Wasting away: Earth day talks on climate change and global warming
Climate change and the impact of individuals is debated among students and staffers
April 19, 2021
Climate change has been a prevalent topic in everyone’s life. Whether it is protesting carbon dioxide emissions from corporations, fights at the dinner table or trying to disprove scientific studies, people have been affected by either living in fear of it or waiting for others to believe in their perspective. Certain individuals, like those in the Environmental Club, try to help out their community with small tasks, but is that enough?
Releasing a statement, the UN’s Deputy Secretary-General addressed the narrow time gap humans have to address climate change and the UN’s 2030 goals.
“We are the last people who can prevent catastrophe on the planet,” Amina J. Mohammed, UN Deputy Secretary-General, said. “We have no excuse for failure.”
The Intergovernmental Panel on Climate Change—1,300 independent scientific experts from across the globe—has concluded that there is a more than 95 percent probability that human activity has caused the rise of Earth’s temperatures over the past 50 years. Yet, skeptics dispute this stating it is the natural cycle.
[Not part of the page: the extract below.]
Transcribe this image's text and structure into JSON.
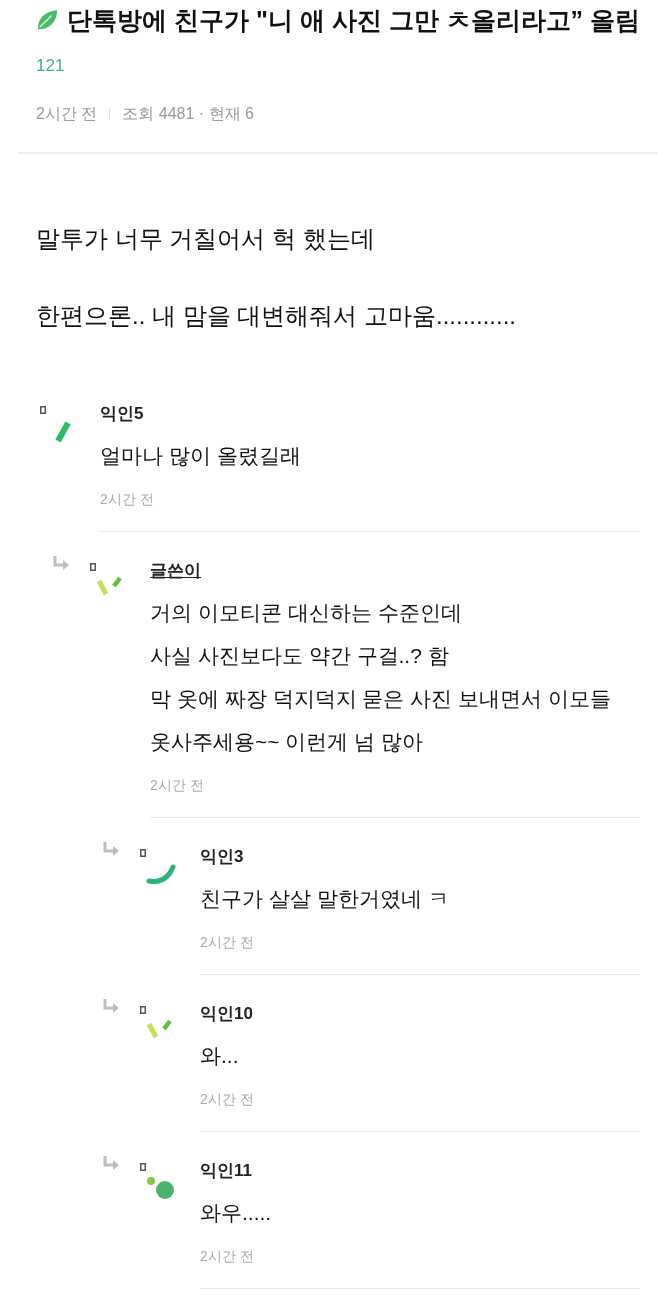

“I believe that the climate is changing, I just don’t believe that we’re causing it,” Mr. Larry Hautzinger, science teacher, said. “We have gone through six different ice ages and we are coming out of an ice age now, so we are expecting to get warmer and eventually we’ll go cold again. (I believe that) money determines where research goes and researchers have to find their research—they tend to find what their funders like. Right now that is funding towards global warming.”
Despite skeptics, most scientists cannot find reasons for the increased temperatures that do not follow back to humans. Neither solar nor volcanic activity can explain the dramatic change, although it is the force that typically brings the Earth in and out of ice ages. In response, many people are looking toward sustainable living options—buying organic products, reducing gasoline usage, and cutting down on unnecessary purchases. However, is individual activity that important to decreasing carbon emissions? The top 15 U.S. food and beverage companies alone created nearly 630 million metric tons of greenhouse gases every year—more than what Australia produces. While people are responsible for purchasing the products, those with difficult financial situations cannot afford more expensive, yet environmentally friendly alternatives.
“While individuals and companies share responsibility for our societal impact on the Earth, I would argue if we want to see substantial change, that has to be on corporations and their actions,” Ms. Hannah Fus, Environmental Club sponsor, said. “It’s important to remember that we as individuals can have some influence over corporations—be aware of the companies you support and their stance on the environment when choosing where to buy.”
The Environmental Club leadership board released a message to the Crier discussing their concerns on climate change.
“Climate change is viewed as ‘impossible’ to combat in millions of eyes, and it discourages many people,” the Environmental Club leadership board said. “It is less about whether people are doing enough and more about whether enough people are doing anything. All it takes is a simple habit, then it could grow into more consciousness about what you are doing—it takes as many people as possible.”